[TRY IT] Report the number of lines in the material below that contain "data", without any other words.

+-------+

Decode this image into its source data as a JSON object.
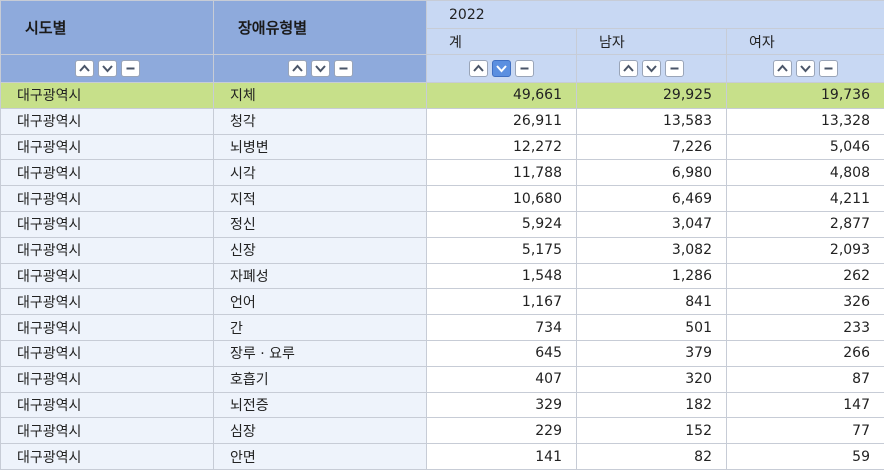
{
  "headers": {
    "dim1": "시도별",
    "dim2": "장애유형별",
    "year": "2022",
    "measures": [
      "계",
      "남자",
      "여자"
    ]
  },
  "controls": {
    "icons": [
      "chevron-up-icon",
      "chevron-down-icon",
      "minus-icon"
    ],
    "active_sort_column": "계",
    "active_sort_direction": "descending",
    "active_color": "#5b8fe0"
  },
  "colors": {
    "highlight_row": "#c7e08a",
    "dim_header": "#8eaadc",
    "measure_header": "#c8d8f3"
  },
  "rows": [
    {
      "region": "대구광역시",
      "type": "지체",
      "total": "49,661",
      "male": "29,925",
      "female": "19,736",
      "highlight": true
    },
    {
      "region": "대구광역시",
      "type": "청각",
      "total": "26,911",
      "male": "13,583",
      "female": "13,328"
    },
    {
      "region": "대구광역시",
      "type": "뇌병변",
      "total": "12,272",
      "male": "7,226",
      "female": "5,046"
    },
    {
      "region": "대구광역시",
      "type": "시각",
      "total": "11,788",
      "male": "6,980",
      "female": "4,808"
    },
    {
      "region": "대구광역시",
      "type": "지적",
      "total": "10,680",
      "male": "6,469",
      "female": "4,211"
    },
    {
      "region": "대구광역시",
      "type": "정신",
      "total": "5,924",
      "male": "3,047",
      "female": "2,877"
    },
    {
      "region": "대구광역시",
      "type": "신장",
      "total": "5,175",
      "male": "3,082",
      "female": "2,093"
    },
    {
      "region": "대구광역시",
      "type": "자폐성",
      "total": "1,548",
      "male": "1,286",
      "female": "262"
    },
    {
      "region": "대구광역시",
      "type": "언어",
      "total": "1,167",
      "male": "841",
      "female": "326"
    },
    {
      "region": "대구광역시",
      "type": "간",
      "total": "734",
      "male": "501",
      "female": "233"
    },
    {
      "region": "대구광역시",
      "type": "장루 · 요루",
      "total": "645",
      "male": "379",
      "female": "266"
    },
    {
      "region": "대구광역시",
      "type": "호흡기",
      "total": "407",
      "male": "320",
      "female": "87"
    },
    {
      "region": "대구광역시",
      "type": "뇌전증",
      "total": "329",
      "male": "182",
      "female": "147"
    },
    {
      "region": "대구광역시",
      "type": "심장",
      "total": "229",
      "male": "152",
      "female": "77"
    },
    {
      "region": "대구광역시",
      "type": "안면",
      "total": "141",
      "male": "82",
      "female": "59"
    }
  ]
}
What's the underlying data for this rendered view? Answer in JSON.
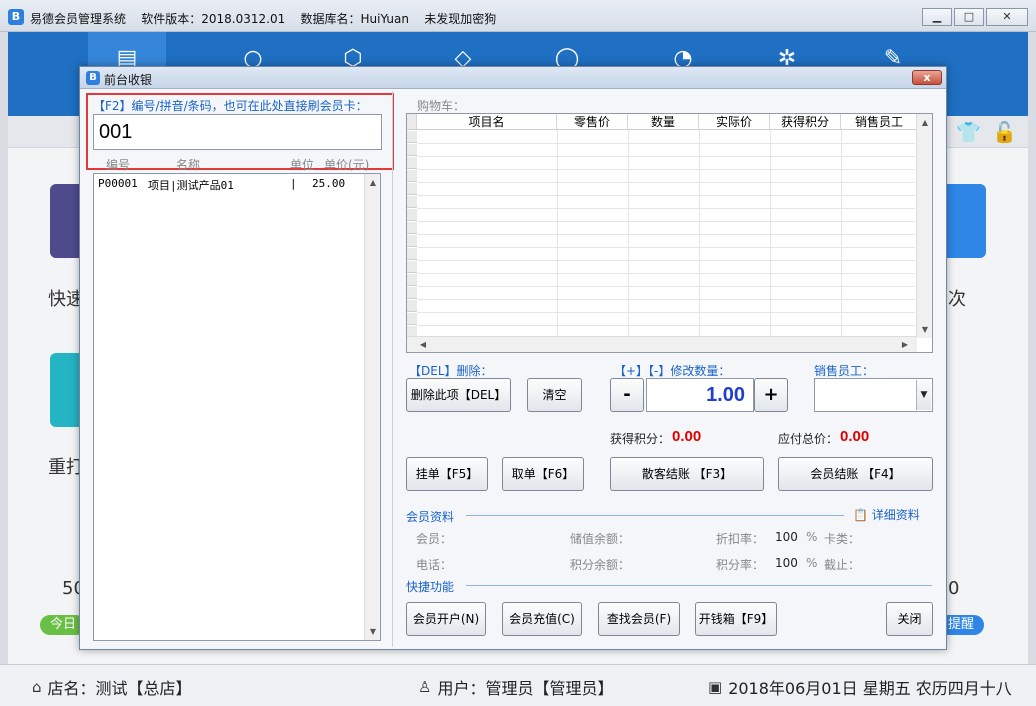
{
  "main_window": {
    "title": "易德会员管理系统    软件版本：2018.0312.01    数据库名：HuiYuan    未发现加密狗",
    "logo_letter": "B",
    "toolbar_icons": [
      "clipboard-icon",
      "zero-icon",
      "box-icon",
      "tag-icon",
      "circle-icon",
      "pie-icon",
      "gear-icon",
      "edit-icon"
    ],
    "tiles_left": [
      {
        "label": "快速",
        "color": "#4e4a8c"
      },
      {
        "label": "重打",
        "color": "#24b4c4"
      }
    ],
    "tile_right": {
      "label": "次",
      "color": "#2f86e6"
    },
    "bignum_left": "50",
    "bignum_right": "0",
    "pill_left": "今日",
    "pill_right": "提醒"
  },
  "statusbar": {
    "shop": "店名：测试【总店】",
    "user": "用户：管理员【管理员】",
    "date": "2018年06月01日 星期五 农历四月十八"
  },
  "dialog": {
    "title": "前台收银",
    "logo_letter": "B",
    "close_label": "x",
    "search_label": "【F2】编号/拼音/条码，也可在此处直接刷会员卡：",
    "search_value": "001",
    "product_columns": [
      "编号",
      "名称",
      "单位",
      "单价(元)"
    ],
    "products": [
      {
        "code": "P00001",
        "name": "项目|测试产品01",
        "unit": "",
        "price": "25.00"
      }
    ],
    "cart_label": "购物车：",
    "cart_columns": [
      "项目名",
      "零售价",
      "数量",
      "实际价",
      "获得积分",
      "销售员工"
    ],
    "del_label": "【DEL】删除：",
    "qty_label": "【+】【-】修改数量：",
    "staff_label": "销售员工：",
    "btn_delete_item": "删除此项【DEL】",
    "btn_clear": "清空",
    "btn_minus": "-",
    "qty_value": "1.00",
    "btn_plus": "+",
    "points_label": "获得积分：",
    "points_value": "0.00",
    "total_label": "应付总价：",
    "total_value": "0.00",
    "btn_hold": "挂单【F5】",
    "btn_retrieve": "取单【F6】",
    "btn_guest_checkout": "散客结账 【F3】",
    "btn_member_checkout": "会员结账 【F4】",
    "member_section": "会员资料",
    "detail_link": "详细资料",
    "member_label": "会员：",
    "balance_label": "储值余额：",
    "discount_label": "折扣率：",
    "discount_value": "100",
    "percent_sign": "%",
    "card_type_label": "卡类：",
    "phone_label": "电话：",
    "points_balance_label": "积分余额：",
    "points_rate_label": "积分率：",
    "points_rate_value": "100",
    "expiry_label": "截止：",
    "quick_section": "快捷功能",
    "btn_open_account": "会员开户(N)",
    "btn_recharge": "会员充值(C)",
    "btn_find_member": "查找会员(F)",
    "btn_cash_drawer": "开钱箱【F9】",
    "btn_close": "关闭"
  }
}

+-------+

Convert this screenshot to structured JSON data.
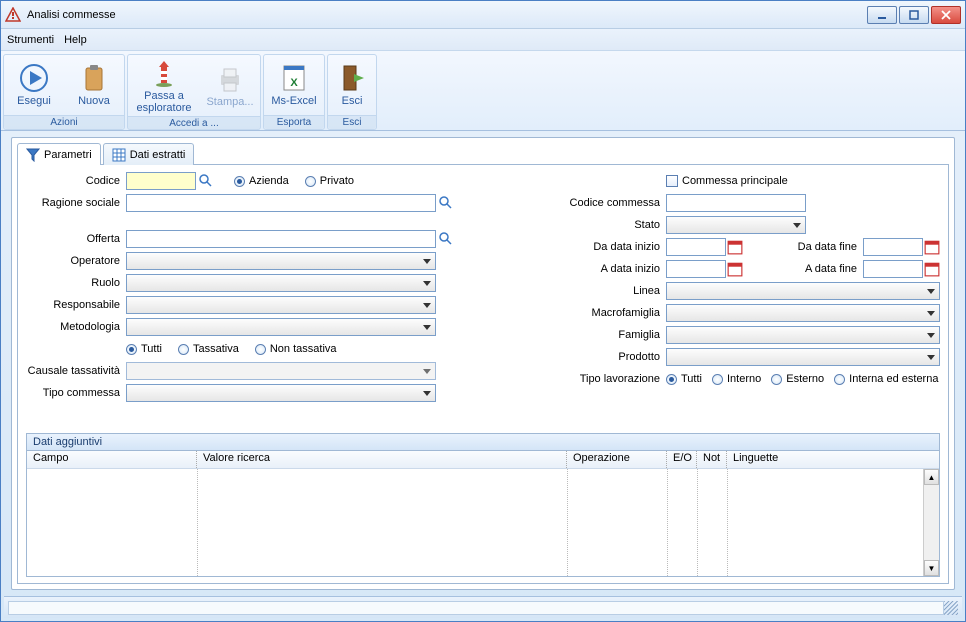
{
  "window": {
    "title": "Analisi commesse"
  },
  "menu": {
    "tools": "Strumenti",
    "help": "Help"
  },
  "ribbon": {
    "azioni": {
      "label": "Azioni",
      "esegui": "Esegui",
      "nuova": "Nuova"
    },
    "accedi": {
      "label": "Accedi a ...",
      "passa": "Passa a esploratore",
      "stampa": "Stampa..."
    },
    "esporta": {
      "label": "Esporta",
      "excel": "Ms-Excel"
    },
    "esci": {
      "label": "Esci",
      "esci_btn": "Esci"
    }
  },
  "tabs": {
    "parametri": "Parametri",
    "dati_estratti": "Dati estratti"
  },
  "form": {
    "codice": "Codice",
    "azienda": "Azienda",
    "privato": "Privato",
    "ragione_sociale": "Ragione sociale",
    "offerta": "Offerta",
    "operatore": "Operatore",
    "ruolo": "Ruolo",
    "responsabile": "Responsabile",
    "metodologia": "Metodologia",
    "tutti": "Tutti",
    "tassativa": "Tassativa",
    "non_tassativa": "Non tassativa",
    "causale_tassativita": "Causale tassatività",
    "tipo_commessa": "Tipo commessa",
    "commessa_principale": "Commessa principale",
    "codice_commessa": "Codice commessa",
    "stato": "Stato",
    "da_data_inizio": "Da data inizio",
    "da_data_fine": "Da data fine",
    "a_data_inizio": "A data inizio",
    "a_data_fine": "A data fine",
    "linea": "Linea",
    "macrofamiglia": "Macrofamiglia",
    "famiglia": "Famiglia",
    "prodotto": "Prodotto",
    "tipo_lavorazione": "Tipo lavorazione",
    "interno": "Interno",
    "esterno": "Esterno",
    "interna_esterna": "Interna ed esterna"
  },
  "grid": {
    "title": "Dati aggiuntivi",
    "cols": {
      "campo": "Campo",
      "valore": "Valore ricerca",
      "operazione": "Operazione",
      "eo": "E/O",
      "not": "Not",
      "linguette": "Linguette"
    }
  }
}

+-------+

[ANSWER SECTION] 7